Thank you for participating in the What’s New, Switzerland? research project. We are researchers in the Department of Language and Information Sciences at the University of Lausanne (project leader: Aris Xanthos, aris.xanthos [at] unil.ch). The purpose of our research is to study interpersonal digital communication in Switzerland. The WhatsApp data we are collecting is used for the analysis of messages, in particular for affective statements in text messaging.
The collected data will be accessed by the WNS research team and, on request and under a restrictive license, by members of the scientific community for research purposes. The data you are donating is saved on a server in Switzerland in ecrypted form for security. For the protection of your privacy, we automatically remove or replace family names, first names, numbers (including phone numbers), street addresses, e-mail addresses and URLs in the data you are donating.
After confirming your consent, you will be asked a few questions about your demographic profile (age, gender, language skills, degree of familiarity with digital communication). You will also be asked to provide the email addresses of the other participants in the WhatsApp chat. You will be given the opportunity to indicate any additional sensitive words of your own (for example, rare names, rare diseases, etc.) that are or might be in the chat that might allow someone to identify you. After that, your participation is done! You may, of course, donate more chats if you would like to.
The other participants in the chat will also receive an email with the opportunity to give consent, answer the questions, and submit sensitive words.
The research team will use the data to better understand the dynamics of the communication of emotion in interpersonal digital conversations in Swiss national languages. We will publish their findings (on paper as well as online) in peer-reviewed journals and open access reports. We will present findings at conferences, including a videoconference prepared specially for giving back to the participants of the study (thus you).
Who can take part in this study?
People aged between 16 and 80 years old living in Switzerland can take part in this study. If you are afraid that your participation in the study may have a negative impact on you, please refrain from taking part in the study.
Will there be any benefits in taking part?

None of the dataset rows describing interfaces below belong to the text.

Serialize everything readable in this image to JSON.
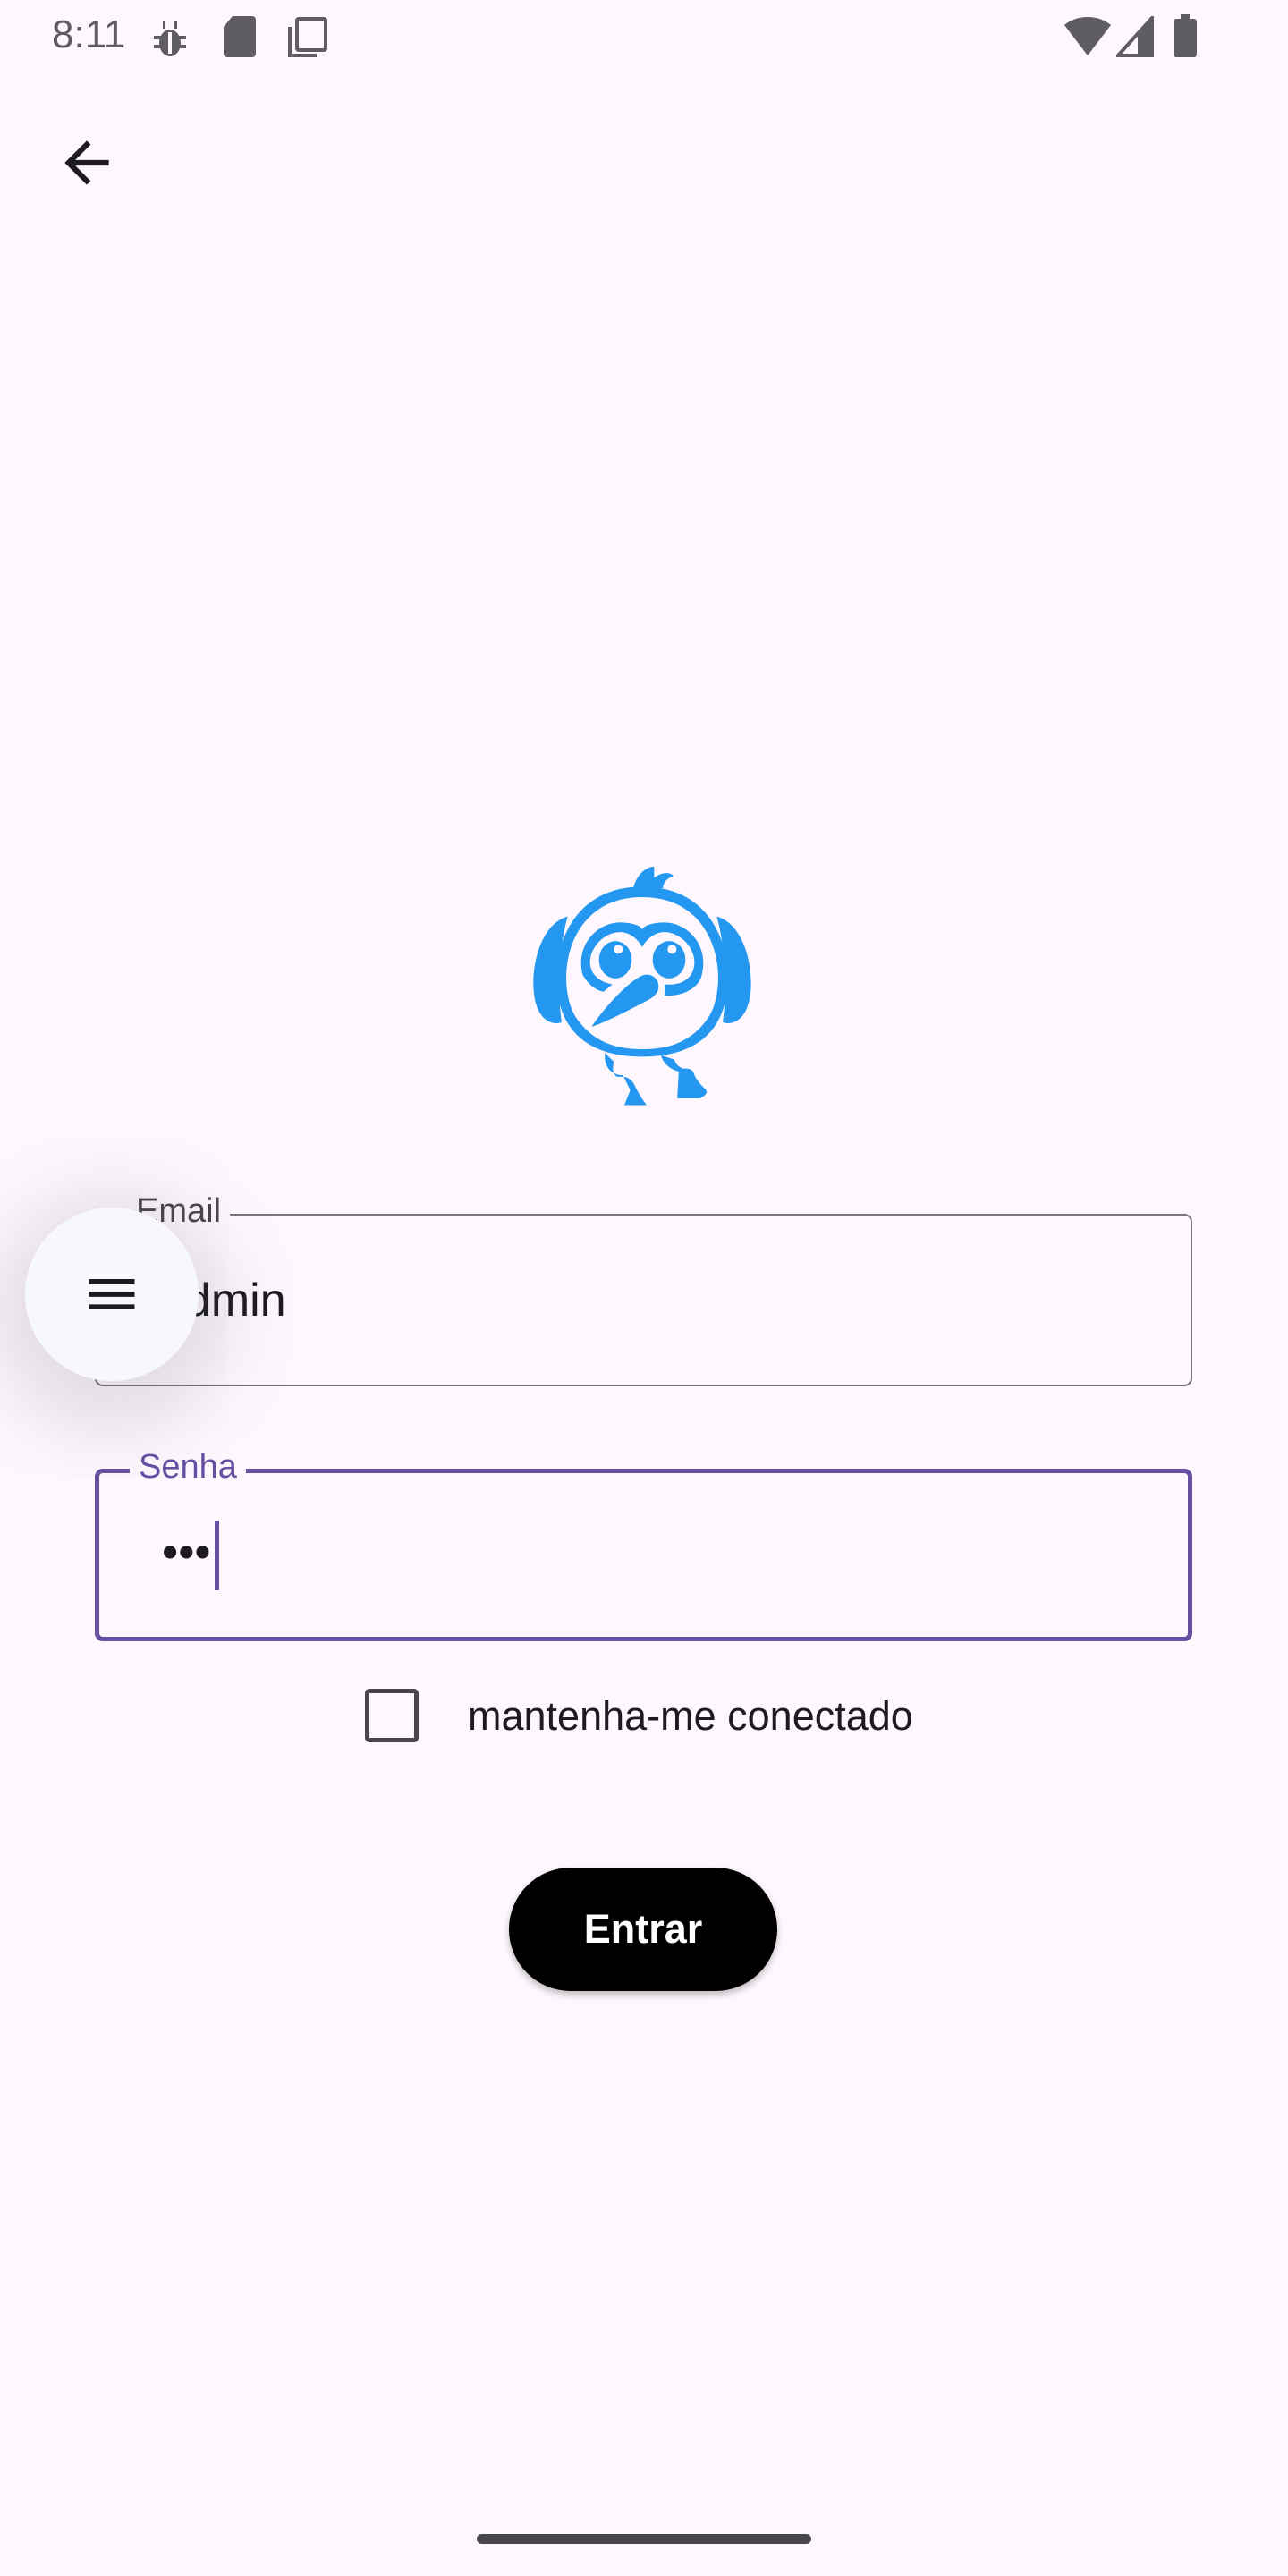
{
  "status_bar": {
    "time": "8:11",
    "icons_left": [
      "bug-icon",
      "sd-card-icon",
      "copy-icon"
    ],
    "icons_right": [
      "wifi-icon",
      "signal-icon",
      "battery-icon"
    ]
  },
  "nav": {
    "back_icon": "arrow-back-icon"
  },
  "form": {
    "email_label": "Email",
    "email_value": "admin",
    "password_label": "Senha",
    "password_value": "•••",
    "remember_label": "mantenha-me conectado",
    "remember_checked": false,
    "submit_label": "Entrar"
  },
  "fab": {
    "icon": "menu-icon"
  },
  "colors": {
    "accent": "#6750a4",
    "logo": "#2497f1",
    "background": "#fef7fd",
    "button": "#000000"
  }
}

We will share our research results with you if you are interested and will tell you about our observations regarding the communication of emotion in interpersonal digital conversations. In addition, you may choose to enter our weekly draw and get a chance to win a gift card.
Will there be any risks in taking part?
We make our best efforts and use the latest technology to both ensure that your data is treated in a confidential way and reduce the residual risk that you can be identified based on the content of your messages. However we cannot entirely suppress any such residual risk.
What happens if I decide that I do not want to take part during the actual study, or decide that I do not want the information I have given to be used?
You are free to withdraw at any time without giving a reason or facing negative consequences. You can request access to your own data or withdraw them by contacting firstname.lastname@example.org (withdrawal requests after the release of the data planned for 2023 will be respected but versions of the corpus shared before your request cannot be modified).
How will you ensure that I cannot be identified based on data that I contribute?
Your email address will only be linked to the data you send in order to be able to retrieve or remove your data, should you request to do so, to contact prize winners (should they wish to enter the draw), and to verify that the conditions for the participation in the data collection campaign have been met. The demographic information asked from you does not enable us to identify you as a person. The data you are donating is saved on a server in Switzerland for security. For the protection of your privacy, we automatically remove or replace family names, first names, numbers (including phone numbers), street addresses, e-mail addresses and URLs in the data you are donating, using named entity recognition algorithms. You can list additional sensitive words of your own (for example, rare names, rare diseases, etc.) and we will remove them from your chat data. The data de-identified in this way will then be coded partly by hand and partly by machine and will be shared as language data (corpus) for other researchers who request access to it, but not to the general public. In a later stage of this research, short excerpts (less than 7 consecutive messages) taken from de-identified chats may be presented to citizen scientists for annotation purposes.
Please contact us if there is anything that is not clear or if you would like to receive more information. We appreciate your help with our efforts to better understand the communication of emotion in interpersonal digital conversations in Swiss national languages.
The What’s New, Switzerland? research team at the University of Lausanne, made up of Aris Xanthos, Prakhar Gupta, and Leyla Benkais, commit to the following:
- destroy all raw data as soon as the chats have been been pseudonymized and de-identified
- destroy the chats where not all of the consent has been obtained by the end of the data collection period
- destroy as soon as possible the chats of users requesting us to do so
- only engage with the raw data in order to de-identify it
- not to divulge any personal information from the raw chats in any way to any person.